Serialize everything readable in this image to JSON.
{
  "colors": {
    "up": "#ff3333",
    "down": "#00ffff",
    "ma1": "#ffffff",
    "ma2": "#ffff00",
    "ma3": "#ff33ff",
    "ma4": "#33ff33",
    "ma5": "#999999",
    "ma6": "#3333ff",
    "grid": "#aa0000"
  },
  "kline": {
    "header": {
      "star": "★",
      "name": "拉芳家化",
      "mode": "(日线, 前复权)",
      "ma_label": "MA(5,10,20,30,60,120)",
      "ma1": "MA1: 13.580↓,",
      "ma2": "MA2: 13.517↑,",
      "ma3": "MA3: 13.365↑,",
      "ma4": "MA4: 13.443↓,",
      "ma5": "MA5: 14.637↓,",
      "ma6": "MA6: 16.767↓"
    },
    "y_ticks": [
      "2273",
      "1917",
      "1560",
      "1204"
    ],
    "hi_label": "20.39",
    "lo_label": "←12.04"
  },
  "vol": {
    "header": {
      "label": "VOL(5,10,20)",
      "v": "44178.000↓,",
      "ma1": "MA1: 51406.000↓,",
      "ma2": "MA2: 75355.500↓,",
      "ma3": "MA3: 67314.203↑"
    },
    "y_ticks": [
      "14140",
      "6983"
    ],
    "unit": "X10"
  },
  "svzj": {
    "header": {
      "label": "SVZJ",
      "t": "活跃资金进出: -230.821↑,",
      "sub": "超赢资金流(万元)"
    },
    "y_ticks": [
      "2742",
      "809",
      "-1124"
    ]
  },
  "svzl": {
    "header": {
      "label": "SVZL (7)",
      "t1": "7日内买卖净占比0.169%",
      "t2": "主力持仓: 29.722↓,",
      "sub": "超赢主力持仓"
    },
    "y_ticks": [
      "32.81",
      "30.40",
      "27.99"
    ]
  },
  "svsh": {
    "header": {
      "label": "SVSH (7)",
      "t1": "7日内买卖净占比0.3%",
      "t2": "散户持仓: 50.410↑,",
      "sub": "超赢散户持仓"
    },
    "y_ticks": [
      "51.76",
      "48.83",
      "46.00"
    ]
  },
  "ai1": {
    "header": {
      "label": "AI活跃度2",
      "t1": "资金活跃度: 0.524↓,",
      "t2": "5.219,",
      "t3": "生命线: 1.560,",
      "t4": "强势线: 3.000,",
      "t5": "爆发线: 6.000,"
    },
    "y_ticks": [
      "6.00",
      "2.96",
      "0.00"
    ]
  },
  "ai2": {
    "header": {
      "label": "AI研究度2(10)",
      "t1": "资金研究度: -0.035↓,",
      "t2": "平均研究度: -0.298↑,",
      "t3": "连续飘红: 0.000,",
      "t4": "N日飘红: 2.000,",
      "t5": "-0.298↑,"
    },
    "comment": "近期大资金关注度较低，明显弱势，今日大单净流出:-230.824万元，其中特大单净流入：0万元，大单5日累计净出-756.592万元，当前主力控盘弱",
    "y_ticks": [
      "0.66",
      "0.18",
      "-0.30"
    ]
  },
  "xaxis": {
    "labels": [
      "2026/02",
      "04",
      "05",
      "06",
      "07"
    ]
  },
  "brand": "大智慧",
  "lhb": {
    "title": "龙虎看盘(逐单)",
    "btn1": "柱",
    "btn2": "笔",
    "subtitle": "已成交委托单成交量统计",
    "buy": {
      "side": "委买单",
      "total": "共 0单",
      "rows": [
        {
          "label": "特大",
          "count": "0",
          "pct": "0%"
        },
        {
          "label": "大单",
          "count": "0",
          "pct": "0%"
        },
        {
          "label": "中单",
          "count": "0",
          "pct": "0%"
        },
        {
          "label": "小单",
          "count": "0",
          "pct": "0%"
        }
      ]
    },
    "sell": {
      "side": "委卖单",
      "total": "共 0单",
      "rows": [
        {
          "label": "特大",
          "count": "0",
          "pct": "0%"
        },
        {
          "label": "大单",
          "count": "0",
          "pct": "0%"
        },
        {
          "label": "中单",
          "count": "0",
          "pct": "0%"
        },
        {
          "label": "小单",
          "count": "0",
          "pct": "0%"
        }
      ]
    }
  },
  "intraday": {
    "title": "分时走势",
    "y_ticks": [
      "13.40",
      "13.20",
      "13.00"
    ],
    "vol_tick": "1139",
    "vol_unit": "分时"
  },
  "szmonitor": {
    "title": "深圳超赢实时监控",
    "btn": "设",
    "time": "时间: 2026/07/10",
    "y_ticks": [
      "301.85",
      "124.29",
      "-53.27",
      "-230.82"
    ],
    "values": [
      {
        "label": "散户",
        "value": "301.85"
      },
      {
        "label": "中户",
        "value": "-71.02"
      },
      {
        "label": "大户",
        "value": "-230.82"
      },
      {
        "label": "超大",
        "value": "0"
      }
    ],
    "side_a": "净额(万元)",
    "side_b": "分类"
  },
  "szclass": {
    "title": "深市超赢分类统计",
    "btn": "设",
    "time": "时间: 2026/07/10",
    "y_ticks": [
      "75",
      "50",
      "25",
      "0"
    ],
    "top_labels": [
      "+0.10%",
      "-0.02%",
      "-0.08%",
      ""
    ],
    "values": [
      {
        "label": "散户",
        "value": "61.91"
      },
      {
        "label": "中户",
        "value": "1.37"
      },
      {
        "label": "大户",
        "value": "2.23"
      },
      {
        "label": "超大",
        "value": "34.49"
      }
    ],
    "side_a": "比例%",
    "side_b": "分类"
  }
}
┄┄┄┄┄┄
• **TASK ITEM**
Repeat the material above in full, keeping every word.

• **EXERCISE RESPONSE**
Serialize everything readable in this image to JSON.
{
  "colors": {
    "up": "#ff3333",
    "down": "#00ffff",
    "ma1": "#ffffff",
    "ma2": "#ffff00",
    "ma3": "#ff33ff",
    "ma4": "#33ff33",
    "ma5": "#999999",
    "ma6": "#3333ff",
    "grid": "#aa0000"
  },
  "kline": {
    "header": {
      "star": "★",
      "name": "拉芳家化",
      "mode": "(日线, 前复权)",
      "ma_label": "MA(5,10,20,30,60,120)",
      "ma1": "MA1: 13.580↓,",
      "ma2": "MA2: 13.517↑,",
      "ma3": "MA3: 13.365↑,",
      "ma4": "MA4: 13.443↓,",
      "ma5": "MA5: 14.637↓,",
      "ma6": "MA6: 16.767↓"
    },
    "y_ticks": [
      "2273",
      "1917",
      "1560",
      "1204"
    ],
    "hi_label": "20.39",
    "lo_label": "←12.04"
  },
  "vol": {
    "header": {
      "label": "VOL(5,10,20)",
      "v": "44178.000↓,",
      "ma1": "MA1: 51406.000↓,",
      "ma2": "MA2: 75355.500↓,",
      "ma3": "MA3: 67314.203↑"
    },
    "y_ticks": [
      "14140",
      "6983"
    ],
    "unit": "X10"
  },
  "svzj": {
    "header": {
      "label": "SVZJ",
      "t": "活跃资金进出: -230.821↑,",
      "sub": "超赢资金流(万元)"
    },
    "y_ticks": [
      "2742",
      "809",
      "-1124"
    ]
  },
  "svzl": {
    "header": {
      "label": "SVZL (7)",
      "t1": "7日内买卖净占比0.169%",
      "t2": "主力持仓: 29.722↓,",
      "sub": "超赢主力持仓"
    },
    "y_ticks": [
      "32.81",
      "30.40",
      "27.99"
    ]
  },
  "svsh": {
    "header": {
      "label": "SVSH (7)",
      "t1": "7日内买卖净占比0.3%",
      "t2": "散户持仓: 50.410↑,",
      "sub": "超赢散户持仓"
    },
    "y_ticks": [
      "51.76",
      "48.83",
      "46.00"
    ]
  },
  "ai1": {
    "header": {
      "label": "AI活跃度2",
      "t1": "资金活跃度: 0.524↓,",
      "t2": "5.219,",
      "t3": "生命线: 1.560,",
      "t4": "强势线: 3.000,",
      "t5": "爆发线: 6.000,"
    },
    "y_ticks": [
      "6.00",
      "2.96",
      "0.00"
    ]
  },
  "ai2": {
    "header": {
      "label": "AI研究度2(10)",
      "t1": "资金研究度: -0.035↓,",
      "t2": "平均研究度: -0.298↑,",
      "t3": "连续飘红: 0.000,",
      "t4": "N日飘红: 2.000,",
      "t5": "-0.298↑,"
    },
    "comment": "近期大资金关注度较低，明显弱势，今日大单净流出:-230.824万元，其中特大单净流入：0万元，大单5日累计净出-756.592万元，当前主力控盘弱",
    "y_ticks": [
      "0.66",
      "0.18",
      "-0.30"
    ]
  },
  "xaxis": {
    "labels": [
      "2026/02",
      "04",
      "05",
      "06",
      "07"
    ]
  },
  "brand": "大智慧",
  "lhb": {
    "title": "龙虎看盘(逐单)",
    "btn1": "柱",
    "btn2": "笔",
    "subtitle": "已成交委托单成交量统计",
    "buy": {
      "side": "委买单",
      "total": "共 0单",
      "rows": [
        {
          "label": "特大",
          "count": "0",
          "pct": "0%"
        },
        {
          "label": "大单",
          "count": "0",
          "pct": "0%"
        },
        {
          "label": "中单",
          "count": "0",
          "pct": "0%"
        },
        {
          "label": "小单",
          "count": "0",
          "pct": "0%"
        }
      ]
    },
    "sell": {
      "side": "委卖单",
      "total": "共 0单",
      "rows": [
        {
          "label": "特大",
          "count": "0",
          "pct": "0%"
        },
        {
          "label": "大单",
          "count": "0",
          "pct": "0%"
        },
        {
          "label": "中单",
          "count": "0",
          "pct": "0%"
        },
        {
          "label": "小单",
          "count": "0",
          "pct": "0%"
        }
      ]
    }
  },
  "intraday": {
    "title": "分时走势",
    "y_ticks": [
      "13.40",
      "13.20",
      "13.00"
    ],
    "vol_tick": "1139",
    "vol_unit": "分时"
  },
  "szmonitor": {
    "title": "深圳超赢实时监控",
    "btn": "设",
    "time": "时间: 2026/07/10",
    "y_ticks": [
      "301.85",
      "124.29",
      "-53.27",
      "-230.82"
    ],
    "values": [
      {
        "label": "散户",
        "value": "301.85"
      },
      {
        "label": "中户",
        "value": "-71.02"
      },
      {
        "label": "大户",
        "value": "-230.82"
      },
      {
        "label": "超大",
        "value": "0"
      }
    ],
    "side_a": "净额(万元)",
    "side_b": "分类"
  },
  "szclass": {
    "title": "深市超赢分类统计",
    "btn": "设",
    "time": "时间: 2026/07/10",
    "y_ticks": [
      "75",
      "50",
      "25",
      "0"
    ],
    "top_labels": [
      "+0.10%",
      "-0.02%",
      "-0.08%",
      ""
    ],
    "values": [
      {
        "label": "散户",
        "value": "61.91"
      },
      {
        "label": "中户",
        "value": "1.37"
      },
      {
        "label": "大户",
        "value": "2.23"
      },
      {
        "label": "超大",
        "value": "34.49"
      }
    ],
    "side_a": "比例%",
    "side_b": "分类"
  }
}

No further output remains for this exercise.